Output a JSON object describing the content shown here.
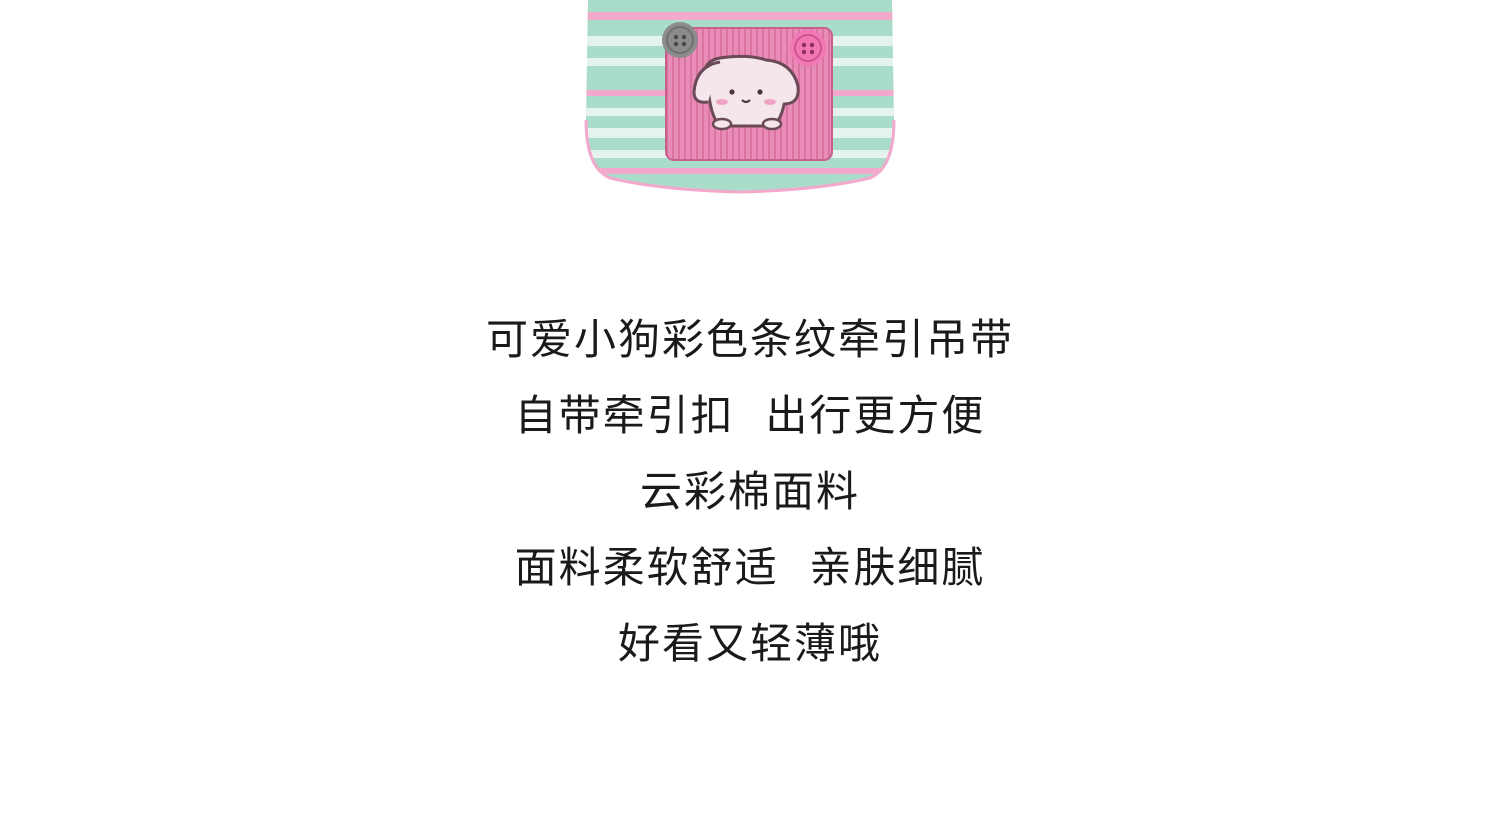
{
  "product_image": {
    "icon": "dog-pocket-illustration",
    "colors": {
      "stripe_green": "#a9dcc9",
      "stripe_light": "#e6f3ec",
      "stripe_pink": "#f3a9cc",
      "pocket_pink": "#e77fae",
      "button_gray": "#8c8c8c",
      "button_pink": "#f277b5",
      "dog_face": "#f5e6ec",
      "dog_outline": "#6b4a58"
    }
  },
  "copy": {
    "lines": [
      "可爱小狗彩色条纹牵引吊带",
      "自带牵引扣  出行更方便",
      "云彩棉面料",
      "面料柔软舒适  亲肤细腻",
      "好看又轻薄哦"
    ]
  }
}
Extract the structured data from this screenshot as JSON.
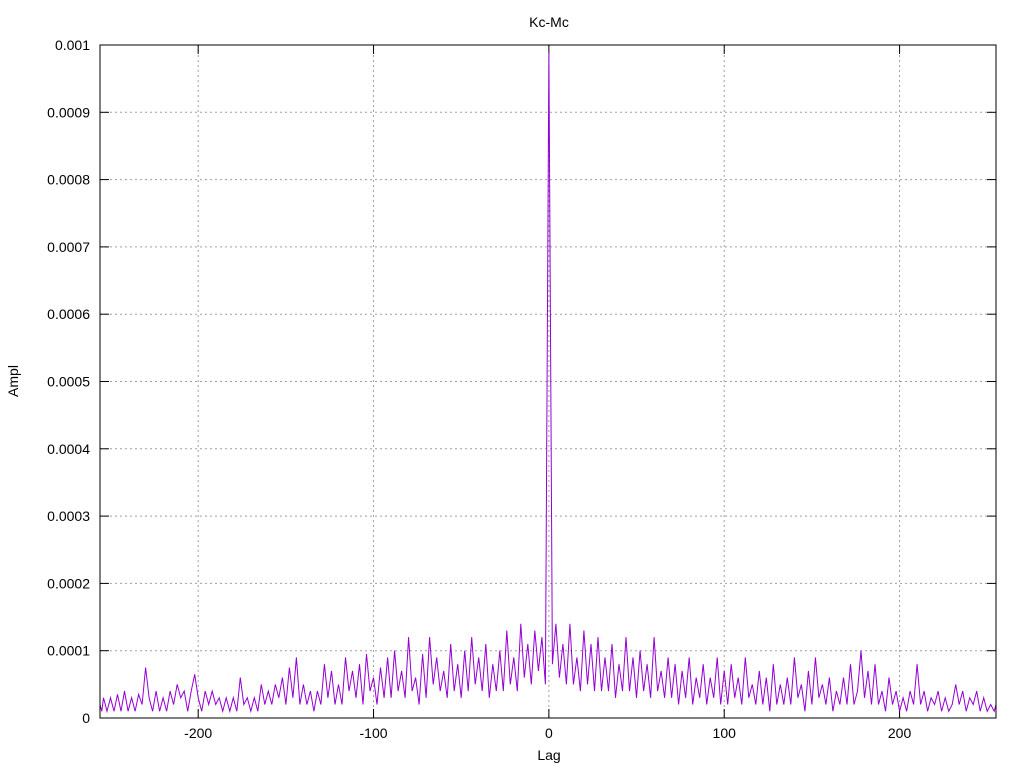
{
  "chart_data": {
    "type": "line",
    "title": "Kc-Mc",
    "xlabel": "Lag",
    "ylabel": "Ampl",
    "xlim": [
      -256,
      255
    ],
    "ylim": [
      0,
      0.001
    ],
    "xticks": [
      -200,
      -100,
      0,
      100,
      200
    ],
    "xtick_labels": [
      "-200",
      "-100",
      "0",
      "100",
      "200"
    ],
    "yticks": [
      0,
      0.0001,
      0.0002,
      0.0003,
      0.0004,
      0.0005,
      0.0006,
      0.0007,
      0.0008,
      0.0009,
      0.001
    ],
    "ytick_labels": [
      "0",
      "0.0001",
      "0.0002",
      "0.0003",
      "0.0004",
      "0.0005",
      "0.0006",
      "0.0007",
      "0.0008",
      "0.0009",
      "0.001"
    ],
    "grid": true,
    "line_color": "#9400d3",
    "series": [
      {
        "points": [
          [
            -256,
            2e-05
          ],
          [
            -255,
            1e-05
          ],
          [
            -254,
            3e-05
          ],
          [
            -252,
            1e-05
          ],
          [
            -250,
            3e-05
          ],
          [
            -248,
            1e-05
          ],
          [
            -246,
            3.5e-05
          ],
          [
            -244,
            1e-05
          ],
          [
            -242,
            4e-05
          ],
          [
            -240,
            1e-05
          ],
          [
            -238,
            3e-05
          ],
          [
            -236,
            1e-05
          ],
          [
            -234,
            3.5e-05
          ],
          [
            -232,
            2e-05
          ],
          [
            -230,
            7.5e-05
          ],
          [
            -228,
            3e-05
          ],
          [
            -226,
            1e-05
          ],
          [
            -224,
            4e-05
          ],
          [
            -222,
            1e-05
          ],
          [
            -220,
            3e-05
          ],
          [
            -218,
            1e-05
          ],
          [
            -216,
            4e-05
          ],
          [
            -214,
            2e-05
          ],
          [
            -212,
            5e-05
          ],
          [
            -210,
            3e-05
          ],
          [
            -208,
            4e-05
          ],
          [
            -206,
            1e-05
          ],
          [
            -204,
            4e-05
          ],
          [
            -202,
            6.5e-05
          ],
          [
            -200,
            3e-05
          ],
          [
            -198,
            1e-05
          ],
          [
            -196,
            4e-05
          ],
          [
            -194,
            2e-05
          ],
          [
            -192,
            4e-05
          ],
          [
            -190,
            2e-05
          ],
          [
            -188,
            3e-05
          ],
          [
            -186,
            1e-05
          ],
          [
            -184,
            3e-05
          ],
          [
            -182,
            1e-05
          ],
          [
            -180,
            3e-05
          ],
          [
            -178,
            1e-05
          ],
          [
            -176,
            6e-05
          ],
          [
            -174,
            2e-05
          ],
          [
            -172,
            3e-05
          ],
          [
            -170,
            1e-05
          ],
          [
            -168,
            3e-05
          ],
          [
            -166,
            1e-05
          ],
          [
            -164,
            5e-05
          ],
          [
            -162,
            2e-05
          ],
          [
            -160,
            4e-05
          ],
          [
            -158,
            2e-05
          ],
          [
            -156,
            5e-05
          ],
          [
            -154,
            3e-05
          ],
          [
            -152,
            6e-05
          ],
          [
            -150,
            2e-05
          ],
          [
            -148,
            7.5e-05
          ],
          [
            -146,
            3e-05
          ],
          [
            -144,
            9e-05
          ],
          [
            -142,
            2e-05
          ],
          [
            -140,
            5e-05
          ],
          [
            -138,
            2e-05
          ],
          [
            -136,
            4e-05
          ],
          [
            -134,
            1e-05
          ],
          [
            -132,
            4e-05
          ],
          [
            -130,
            2e-05
          ],
          [
            -128,
            8e-05
          ],
          [
            -126,
            3e-05
          ],
          [
            -124,
            7e-05
          ],
          [
            -122,
            2e-05
          ],
          [
            -120,
            5e-05
          ],
          [
            -118,
            2e-05
          ],
          [
            -116,
            9e-05
          ],
          [
            -114,
            4e-05
          ],
          [
            -112,
            7e-05
          ],
          [
            -110,
            3e-05
          ],
          [
            -108,
            8e-05
          ],
          [
            -106,
            2e-05
          ],
          [
            -104,
            9.5e-05
          ],
          [
            -102,
            4e-05
          ],
          [
            -100,
            6e-05
          ],
          [
            -98,
            2e-05
          ],
          [
            -96,
            7.5e-05
          ],
          [
            -94,
            3e-05
          ],
          [
            -92,
            9e-05
          ],
          [
            -90,
            3e-05
          ],
          [
            -88,
            0.0001
          ],
          [
            -86,
            4e-05
          ],
          [
            -84,
            7e-05
          ],
          [
            -82,
            3e-05
          ],
          [
            -80,
            0.00012
          ],
          [
            -78,
            4e-05
          ],
          [
            -76,
            6e-05
          ],
          [
            -74,
            2e-05
          ],
          [
            -72,
            9.5e-05
          ],
          [
            -70,
            3e-05
          ],
          [
            -68,
            0.00012
          ],
          [
            -66,
            5e-05
          ],
          [
            -64,
            9e-05
          ],
          [
            -62,
            4e-05
          ],
          [
            -60,
            7e-05
          ],
          [
            -58,
            3e-05
          ],
          [
            -56,
            0.00011
          ],
          [
            -54,
            4e-05
          ],
          [
            -52,
            8e-05
          ],
          [
            -50,
            3e-05
          ],
          [
            -48,
            0.0001
          ],
          [
            -46,
            4e-05
          ],
          [
            -44,
            0.00012
          ],
          [
            -42,
            5e-05
          ],
          [
            -40,
            9e-05
          ],
          [
            -38,
            4e-05
          ],
          [
            -36,
            0.00011
          ],
          [
            -34,
            3e-05
          ],
          [
            -32,
            8e-05
          ],
          [
            -30,
            4e-05
          ],
          [
            -28,
            0.0001
          ],
          [
            -26,
            4e-05
          ],
          [
            -24,
            0.00013
          ],
          [
            -22,
            5e-05
          ],
          [
            -20,
            9e-05
          ],
          [
            -18,
            4e-05
          ],
          [
            -16,
            0.00014
          ],
          [
            -14,
            6e-05
          ],
          [
            -12,
            0.00011
          ],
          [
            -10,
            5e-05
          ],
          [
            -8,
            0.00013
          ],
          [
            -6,
            7e-05
          ],
          [
            -4,
            0.00012
          ],
          [
            -2,
            5e-05
          ],
          [
            0,
            0.00099
          ],
          [
            2,
            8e-05
          ],
          [
            4,
            0.00014
          ],
          [
            6,
            6e-05
          ],
          [
            8,
            0.00011
          ],
          [
            10,
            5e-05
          ],
          [
            12,
            0.00014
          ],
          [
            14,
            5e-05
          ],
          [
            16,
            9e-05
          ],
          [
            18,
            4e-05
          ],
          [
            20,
            0.00013
          ],
          [
            22,
            5e-05
          ],
          [
            24,
            0.00011
          ],
          [
            26,
            4e-05
          ],
          [
            28,
            0.00012
          ],
          [
            30,
            4e-05
          ],
          [
            32,
            9e-05
          ],
          [
            34,
            4e-05
          ],
          [
            36,
            0.00011
          ],
          [
            38,
            3e-05
          ],
          [
            40,
            8e-05
          ],
          [
            42,
            4e-05
          ],
          [
            44,
            0.00012
          ],
          [
            46,
            4e-05
          ],
          [
            48,
            9e-05
          ],
          [
            50,
            3e-05
          ],
          [
            52,
            0.0001
          ],
          [
            54,
            4e-05
          ],
          [
            56,
            8e-05
          ],
          [
            58,
            3e-05
          ],
          [
            60,
            0.00012
          ],
          [
            62,
            4e-05
          ],
          [
            64,
            7e-05
          ],
          [
            66,
            3e-05
          ],
          [
            68,
            9e-05
          ],
          [
            70,
            3e-05
          ],
          [
            72,
            8e-05
          ],
          [
            74,
            2e-05
          ],
          [
            76,
            7e-05
          ],
          [
            78,
            3e-05
          ],
          [
            80,
            9e-05
          ],
          [
            82,
            2e-05
          ],
          [
            84,
            6e-05
          ],
          [
            86,
            3e-05
          ],
          [
            88,
            8e-05
          ],
          [
            90,
            2e-05
          ],
          [
            92,
            6e-05
          ],
          [
            94,
            3e-05
          ],
          [
            96,
            9e-05
          ],
          [
            98,
            2e-05
          ],
          [
            100,
            7e-05
          ],
          [
            102,
            2e-05
          ],
          [
            104,
            8e-05
          ],
          [
            106,
            3e-05
          ],
          [
            108,
            6e-05
          ],
          [
            110,
            2e-05
          ],
          [
            112,
            9e-05
          ],
          [
            114,
            3e-05
          ],
          [
            116,
            5e-05
          ],
          [
            118,
            2e-05
          ],
          [
            120,
            7e-05
          ],
          [
            122,
            2e-05
          ],
          [
            124,
            6e-05
          ],
          [
            126,
            1e-05
          ],
          [
            128,
            8e-05
          ],
          [
            130,
            2e-05
          ],
          [
            132,
            5e-05
          ],
          [
            134,
            2e-05
          ],
          [
            136,
            6e-05
          ],
          [
            138,
            2e-05
          ],
          [
            140,
            9e-05
          ],
          [
            142,
            3e-05
          ],
          [
            144,
            5e-05
          ],
          [
            146,
            1e-05
          ],
          [
            148,
            7e-05
          ],
          [
            150,
            2e-05
          ],
          [
            152,
            9e-05
          ],
          [
            154,
            3e-05
          ],
          [
            156,
            5e-05
          ],
          [
            158,
            2e-05
          ],
          [
            160,
            6e-05
          ],
          [
            162,
            1e-05
          ],
          [
            164,
            4e-05
          ],
          [
            166,
            2e-05
          ],
          [
            168,
            6e-05
          ],
          [
            170,
            2e-05
          ],
          [
            172,
            8e-05
          ],
          [
            174,
            2e-05
          ],
          [
            176,
            4e-05
          ],
          [
            178,
            0.0001
          ],
          [
            180,
            3e-05
          ],
          [
            182,
            7e-05
          ],
          [
            184,
            2e-05
          ],
          [
            186,
            8e-05
          ],
          [
            188,
            2e-05
          ],
          [
            190,
            4e-05
          ],
          [
            192,
            1e-05
          ],
          [
            194,
            6e-05
          ],
          [
            196,
            2e-05
          ],
          [
            198,
            4e-05
          ],
          [
            200,
            1e-05
          ],
          [
            202,
            3e-05
          ],
          [
            204,
            1e-05
          ],
          [
            206,
            4e-05
          ],
          [
            208,
            2e-05
          ],
          [
            210,
            8e-05
          ],
          [
            212,
            2e-05
          ],
          [
            214,
            4e-05
          ],
          [
            216,
            1e-05
          ],
          [
            218,
            3e-05
          ],
          [
            220,
            2e-05
          ],
          [
            222,
            4e-05
          ],
          [
            224,
            1e-05
          ],
          [
            226,
            3e-05
          ],
          [
            228,
            1e-05
          ],
          [
            230,
            2e-05
          ],
          [
            232,
            5e-05
          ],
          [
            234,
            2e-05
          ],
          [
            236,
            4e-05
          ],
          [
            238,
            1e-05
          ],
          [
            240,
            3e-05
          ],
          [
            242,
            2e-05
          ],
          [
            244,
            4e-05
          ],
          [
            246,
            1e-05
          ],
          [
            248,
            3e-05
          ],
          [
            250,
            1e-05
          ],
          [
            252,
            2e-05
          ],
          [
            254,
            1e-05
          ],
          [
            255,
            2e-05
          ]
        ]
      }
    ]
  }
}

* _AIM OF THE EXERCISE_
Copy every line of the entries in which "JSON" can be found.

* _SOLUTION_
Output a JSON object describing the content shown here.
Extract the structured data from this screenshot as JSON.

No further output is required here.